> WHAT YOU WILL DO: In the entries that follow, count each line containing "feat" and state the total, nothing more.

*** Opening INPUT DATA ***

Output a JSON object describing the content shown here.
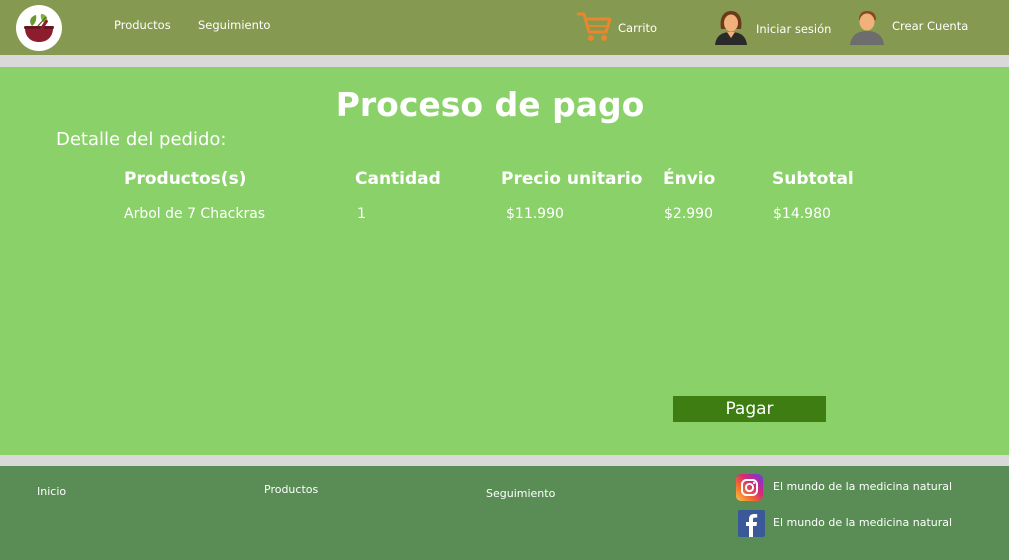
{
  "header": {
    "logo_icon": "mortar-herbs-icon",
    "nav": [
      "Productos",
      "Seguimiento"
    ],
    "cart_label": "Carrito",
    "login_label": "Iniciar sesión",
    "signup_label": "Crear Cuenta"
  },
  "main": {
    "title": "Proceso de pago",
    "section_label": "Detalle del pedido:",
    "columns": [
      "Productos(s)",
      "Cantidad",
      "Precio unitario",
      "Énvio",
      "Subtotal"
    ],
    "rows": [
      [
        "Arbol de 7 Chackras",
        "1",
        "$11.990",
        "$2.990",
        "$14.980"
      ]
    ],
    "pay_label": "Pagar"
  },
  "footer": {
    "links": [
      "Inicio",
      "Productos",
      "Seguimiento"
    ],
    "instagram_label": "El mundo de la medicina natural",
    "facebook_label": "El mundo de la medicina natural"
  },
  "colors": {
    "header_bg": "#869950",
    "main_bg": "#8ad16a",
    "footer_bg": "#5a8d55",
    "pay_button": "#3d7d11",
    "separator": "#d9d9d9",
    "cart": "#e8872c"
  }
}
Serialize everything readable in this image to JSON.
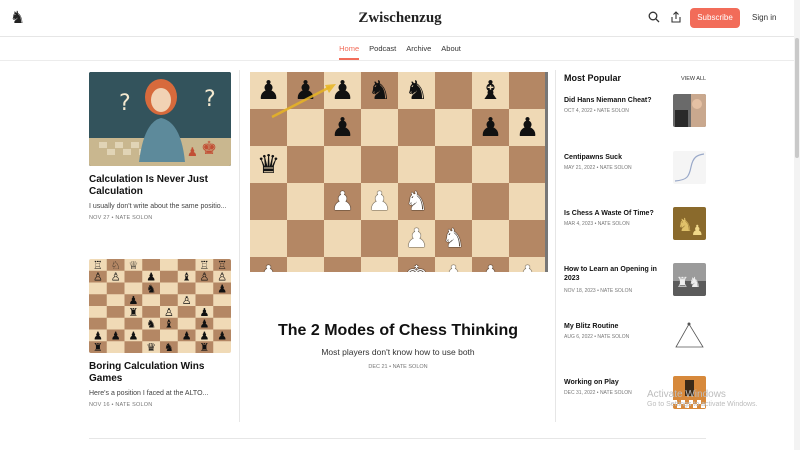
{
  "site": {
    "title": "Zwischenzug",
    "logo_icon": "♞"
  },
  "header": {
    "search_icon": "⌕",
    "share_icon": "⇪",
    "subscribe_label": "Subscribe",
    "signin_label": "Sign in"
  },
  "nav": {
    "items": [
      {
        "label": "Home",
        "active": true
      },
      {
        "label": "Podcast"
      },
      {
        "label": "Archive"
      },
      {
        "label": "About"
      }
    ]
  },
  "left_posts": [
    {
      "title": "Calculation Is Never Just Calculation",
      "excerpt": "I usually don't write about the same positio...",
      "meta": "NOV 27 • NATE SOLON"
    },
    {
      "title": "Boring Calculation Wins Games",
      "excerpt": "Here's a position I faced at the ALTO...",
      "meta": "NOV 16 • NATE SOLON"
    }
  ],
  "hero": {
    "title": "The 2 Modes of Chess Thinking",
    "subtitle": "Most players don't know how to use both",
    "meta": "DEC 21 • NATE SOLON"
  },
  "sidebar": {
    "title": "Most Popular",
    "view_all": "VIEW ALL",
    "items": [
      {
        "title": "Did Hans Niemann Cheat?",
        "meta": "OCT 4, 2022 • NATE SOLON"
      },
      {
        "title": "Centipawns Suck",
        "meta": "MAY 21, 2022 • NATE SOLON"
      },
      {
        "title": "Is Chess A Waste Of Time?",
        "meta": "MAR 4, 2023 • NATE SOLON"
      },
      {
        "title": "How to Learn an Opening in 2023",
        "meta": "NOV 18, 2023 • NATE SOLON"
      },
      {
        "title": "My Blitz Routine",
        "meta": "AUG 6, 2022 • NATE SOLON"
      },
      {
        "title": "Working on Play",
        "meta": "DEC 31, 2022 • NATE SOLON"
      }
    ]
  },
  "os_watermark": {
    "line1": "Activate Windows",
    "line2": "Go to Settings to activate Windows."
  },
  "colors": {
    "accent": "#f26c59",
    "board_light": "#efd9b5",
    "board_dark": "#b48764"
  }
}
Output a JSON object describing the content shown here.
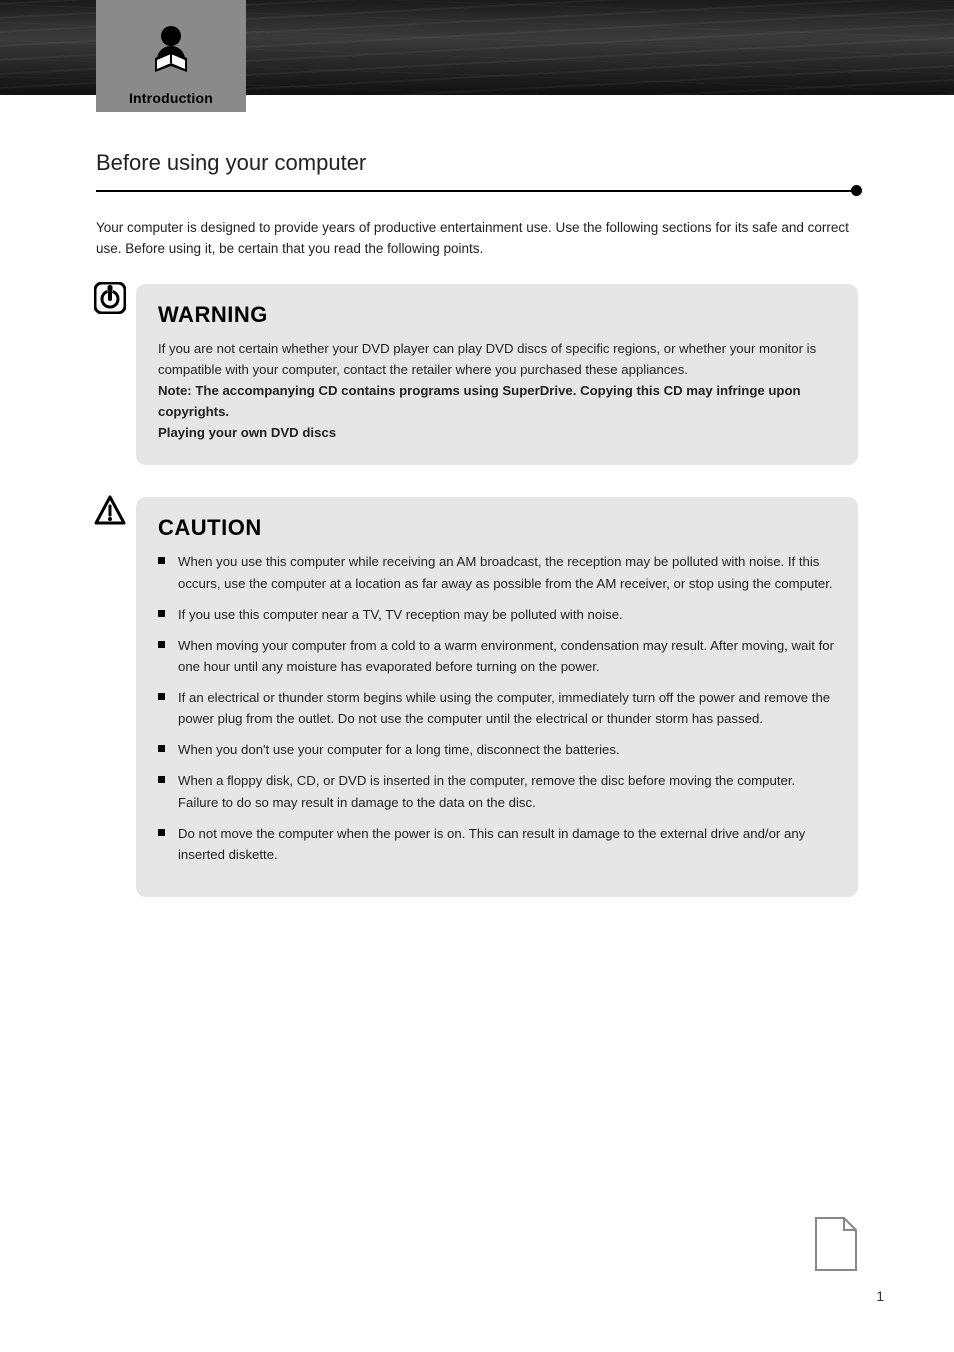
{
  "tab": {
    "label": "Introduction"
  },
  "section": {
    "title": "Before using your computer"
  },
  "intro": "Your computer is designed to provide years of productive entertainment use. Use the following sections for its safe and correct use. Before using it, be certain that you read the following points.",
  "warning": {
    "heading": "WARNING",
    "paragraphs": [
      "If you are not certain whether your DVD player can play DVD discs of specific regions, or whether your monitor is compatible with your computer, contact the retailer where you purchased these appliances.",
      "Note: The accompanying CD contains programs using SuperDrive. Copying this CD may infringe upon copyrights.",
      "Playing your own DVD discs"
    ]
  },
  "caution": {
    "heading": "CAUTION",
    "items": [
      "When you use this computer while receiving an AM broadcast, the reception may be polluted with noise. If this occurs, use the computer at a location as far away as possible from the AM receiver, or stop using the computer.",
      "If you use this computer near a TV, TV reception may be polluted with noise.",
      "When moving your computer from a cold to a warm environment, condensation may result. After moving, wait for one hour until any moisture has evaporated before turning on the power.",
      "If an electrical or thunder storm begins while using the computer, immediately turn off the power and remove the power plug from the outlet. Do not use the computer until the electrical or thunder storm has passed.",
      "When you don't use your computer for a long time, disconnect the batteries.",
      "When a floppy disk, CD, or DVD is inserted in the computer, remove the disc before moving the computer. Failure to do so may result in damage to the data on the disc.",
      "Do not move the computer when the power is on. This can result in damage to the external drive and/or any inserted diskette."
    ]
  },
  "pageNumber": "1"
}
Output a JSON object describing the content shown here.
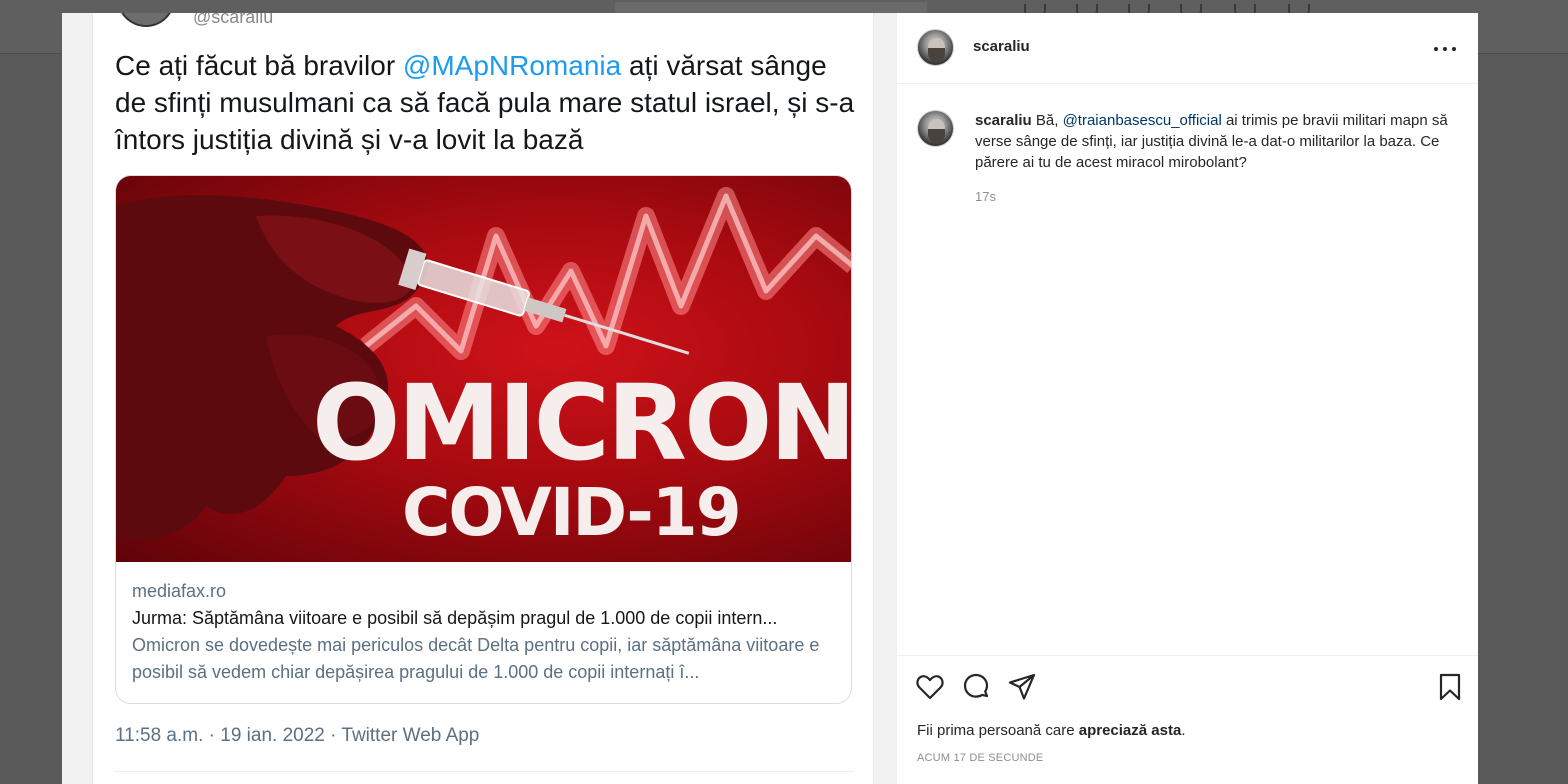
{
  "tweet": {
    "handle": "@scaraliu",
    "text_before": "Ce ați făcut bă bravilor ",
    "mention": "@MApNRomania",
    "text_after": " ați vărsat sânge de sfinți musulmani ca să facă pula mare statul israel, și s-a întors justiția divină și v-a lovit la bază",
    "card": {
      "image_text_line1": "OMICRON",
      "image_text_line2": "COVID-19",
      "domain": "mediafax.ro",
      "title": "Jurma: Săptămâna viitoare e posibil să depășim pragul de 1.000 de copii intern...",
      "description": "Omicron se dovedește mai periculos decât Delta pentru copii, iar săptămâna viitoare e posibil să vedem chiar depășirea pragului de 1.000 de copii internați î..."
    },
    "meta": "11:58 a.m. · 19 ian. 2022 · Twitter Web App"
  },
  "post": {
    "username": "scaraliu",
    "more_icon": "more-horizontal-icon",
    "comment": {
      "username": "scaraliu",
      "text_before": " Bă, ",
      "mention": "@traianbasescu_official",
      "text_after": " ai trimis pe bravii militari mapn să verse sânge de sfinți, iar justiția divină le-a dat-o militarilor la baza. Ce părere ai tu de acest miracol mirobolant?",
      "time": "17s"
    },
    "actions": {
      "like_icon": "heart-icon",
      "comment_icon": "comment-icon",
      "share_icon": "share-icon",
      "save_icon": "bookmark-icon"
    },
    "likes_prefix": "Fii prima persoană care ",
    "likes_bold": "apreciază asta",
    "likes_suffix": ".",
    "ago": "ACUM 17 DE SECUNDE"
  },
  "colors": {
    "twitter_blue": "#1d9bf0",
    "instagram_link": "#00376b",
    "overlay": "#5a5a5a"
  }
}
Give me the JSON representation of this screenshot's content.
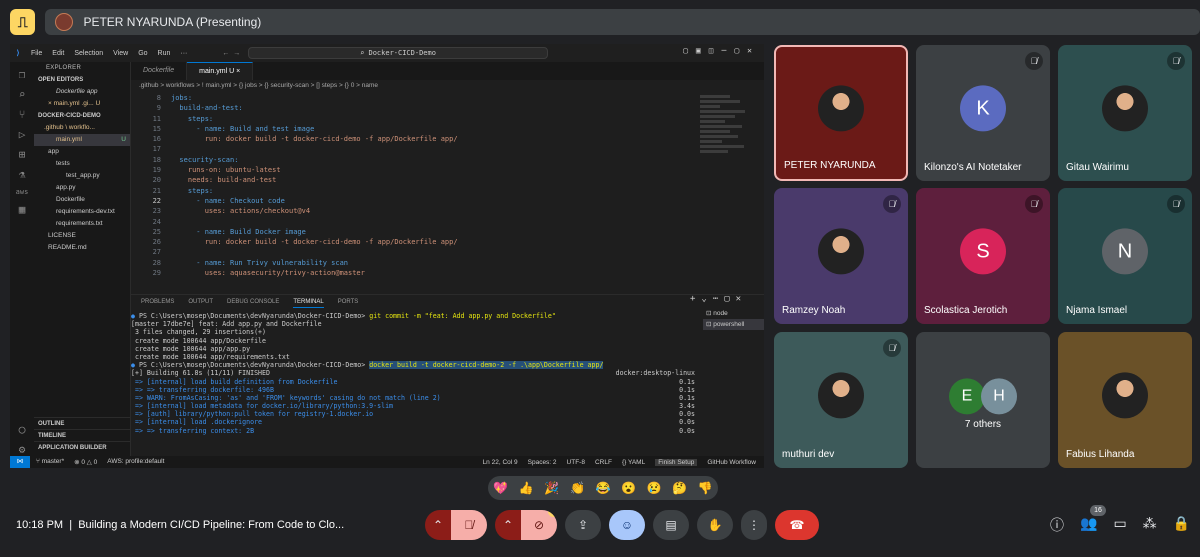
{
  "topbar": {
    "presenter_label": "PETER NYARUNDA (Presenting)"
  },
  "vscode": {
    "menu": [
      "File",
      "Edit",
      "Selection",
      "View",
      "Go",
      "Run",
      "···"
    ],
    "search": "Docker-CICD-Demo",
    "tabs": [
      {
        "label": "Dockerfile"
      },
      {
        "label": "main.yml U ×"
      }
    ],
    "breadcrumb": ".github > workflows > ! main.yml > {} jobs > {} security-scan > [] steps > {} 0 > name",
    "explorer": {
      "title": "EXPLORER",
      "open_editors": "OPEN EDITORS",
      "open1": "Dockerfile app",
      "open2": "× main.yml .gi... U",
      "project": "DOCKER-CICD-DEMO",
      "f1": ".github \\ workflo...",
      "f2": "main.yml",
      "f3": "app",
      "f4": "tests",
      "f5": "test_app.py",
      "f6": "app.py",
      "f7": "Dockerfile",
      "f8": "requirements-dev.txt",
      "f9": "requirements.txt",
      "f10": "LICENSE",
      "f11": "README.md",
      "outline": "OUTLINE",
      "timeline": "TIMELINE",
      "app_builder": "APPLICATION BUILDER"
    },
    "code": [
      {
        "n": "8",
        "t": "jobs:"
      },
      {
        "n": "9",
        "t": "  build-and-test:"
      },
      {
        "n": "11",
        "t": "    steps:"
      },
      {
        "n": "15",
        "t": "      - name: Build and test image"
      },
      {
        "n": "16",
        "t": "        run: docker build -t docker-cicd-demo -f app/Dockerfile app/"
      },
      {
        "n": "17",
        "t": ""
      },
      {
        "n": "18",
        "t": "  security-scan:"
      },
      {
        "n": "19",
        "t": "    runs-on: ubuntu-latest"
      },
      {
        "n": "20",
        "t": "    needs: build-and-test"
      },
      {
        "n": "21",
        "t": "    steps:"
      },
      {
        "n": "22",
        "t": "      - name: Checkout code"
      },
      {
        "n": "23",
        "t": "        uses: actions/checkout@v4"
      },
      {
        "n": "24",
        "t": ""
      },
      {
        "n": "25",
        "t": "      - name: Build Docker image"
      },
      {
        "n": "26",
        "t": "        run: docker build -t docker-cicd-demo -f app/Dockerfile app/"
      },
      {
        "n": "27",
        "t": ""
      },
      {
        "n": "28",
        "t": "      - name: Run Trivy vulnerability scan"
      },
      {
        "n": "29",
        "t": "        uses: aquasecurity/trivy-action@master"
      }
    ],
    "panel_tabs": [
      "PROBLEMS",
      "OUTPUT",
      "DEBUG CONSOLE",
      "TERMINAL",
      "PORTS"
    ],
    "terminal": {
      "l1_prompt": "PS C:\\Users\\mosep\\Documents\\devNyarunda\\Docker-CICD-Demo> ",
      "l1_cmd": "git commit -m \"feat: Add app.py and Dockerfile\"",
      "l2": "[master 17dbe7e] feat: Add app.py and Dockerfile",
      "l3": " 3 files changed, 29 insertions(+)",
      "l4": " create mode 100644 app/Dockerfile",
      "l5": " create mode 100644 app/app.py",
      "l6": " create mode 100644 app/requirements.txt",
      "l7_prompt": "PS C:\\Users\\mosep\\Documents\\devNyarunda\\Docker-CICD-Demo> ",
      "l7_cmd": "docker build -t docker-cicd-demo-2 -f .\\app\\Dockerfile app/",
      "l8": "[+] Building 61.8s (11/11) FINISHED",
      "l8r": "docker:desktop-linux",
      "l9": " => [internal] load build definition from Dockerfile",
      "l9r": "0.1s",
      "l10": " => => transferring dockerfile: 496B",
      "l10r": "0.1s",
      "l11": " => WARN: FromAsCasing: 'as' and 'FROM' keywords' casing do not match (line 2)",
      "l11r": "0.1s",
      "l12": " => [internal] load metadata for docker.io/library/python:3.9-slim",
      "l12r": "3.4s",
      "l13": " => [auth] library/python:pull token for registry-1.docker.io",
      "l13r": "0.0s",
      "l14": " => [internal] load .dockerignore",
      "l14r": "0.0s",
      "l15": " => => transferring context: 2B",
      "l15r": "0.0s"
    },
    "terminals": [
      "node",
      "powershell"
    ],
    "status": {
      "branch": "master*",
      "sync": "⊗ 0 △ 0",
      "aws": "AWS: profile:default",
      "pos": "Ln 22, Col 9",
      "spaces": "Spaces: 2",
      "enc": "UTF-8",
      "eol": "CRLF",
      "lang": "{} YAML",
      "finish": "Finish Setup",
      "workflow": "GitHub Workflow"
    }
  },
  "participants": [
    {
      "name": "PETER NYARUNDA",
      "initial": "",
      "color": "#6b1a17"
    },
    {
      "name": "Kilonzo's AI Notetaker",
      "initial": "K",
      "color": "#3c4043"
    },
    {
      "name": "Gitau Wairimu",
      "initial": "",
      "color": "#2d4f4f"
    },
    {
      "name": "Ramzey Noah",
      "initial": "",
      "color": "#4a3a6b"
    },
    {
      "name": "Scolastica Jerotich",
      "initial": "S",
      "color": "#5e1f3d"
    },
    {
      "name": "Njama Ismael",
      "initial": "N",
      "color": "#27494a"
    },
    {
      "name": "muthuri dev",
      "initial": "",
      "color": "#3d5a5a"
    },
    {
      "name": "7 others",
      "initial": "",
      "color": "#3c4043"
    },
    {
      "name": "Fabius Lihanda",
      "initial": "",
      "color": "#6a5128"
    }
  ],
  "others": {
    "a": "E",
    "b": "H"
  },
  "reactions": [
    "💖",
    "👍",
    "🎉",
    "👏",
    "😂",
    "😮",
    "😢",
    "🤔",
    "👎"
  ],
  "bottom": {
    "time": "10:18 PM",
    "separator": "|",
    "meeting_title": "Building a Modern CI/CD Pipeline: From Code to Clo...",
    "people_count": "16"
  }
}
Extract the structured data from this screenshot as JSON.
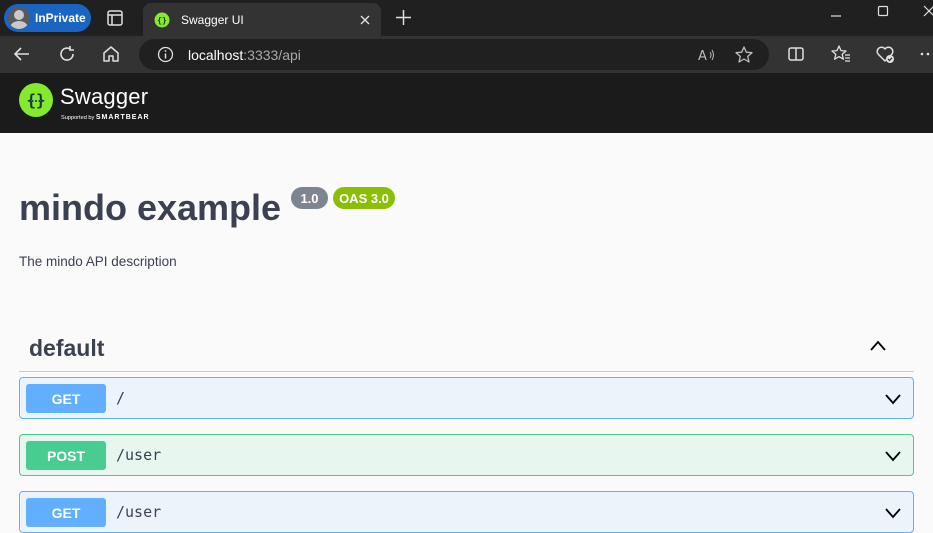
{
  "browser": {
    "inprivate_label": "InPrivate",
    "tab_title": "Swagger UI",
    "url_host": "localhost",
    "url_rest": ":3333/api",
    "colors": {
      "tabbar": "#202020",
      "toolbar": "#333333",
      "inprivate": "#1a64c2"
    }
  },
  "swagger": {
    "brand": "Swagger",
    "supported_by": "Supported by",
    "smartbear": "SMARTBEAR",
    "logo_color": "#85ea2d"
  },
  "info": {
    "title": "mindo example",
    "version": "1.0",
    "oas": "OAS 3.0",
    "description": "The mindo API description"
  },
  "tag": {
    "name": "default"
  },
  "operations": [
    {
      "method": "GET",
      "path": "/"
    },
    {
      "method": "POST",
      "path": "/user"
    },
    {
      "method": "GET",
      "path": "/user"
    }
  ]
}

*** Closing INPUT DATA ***

> EXERCISE RESULT: 2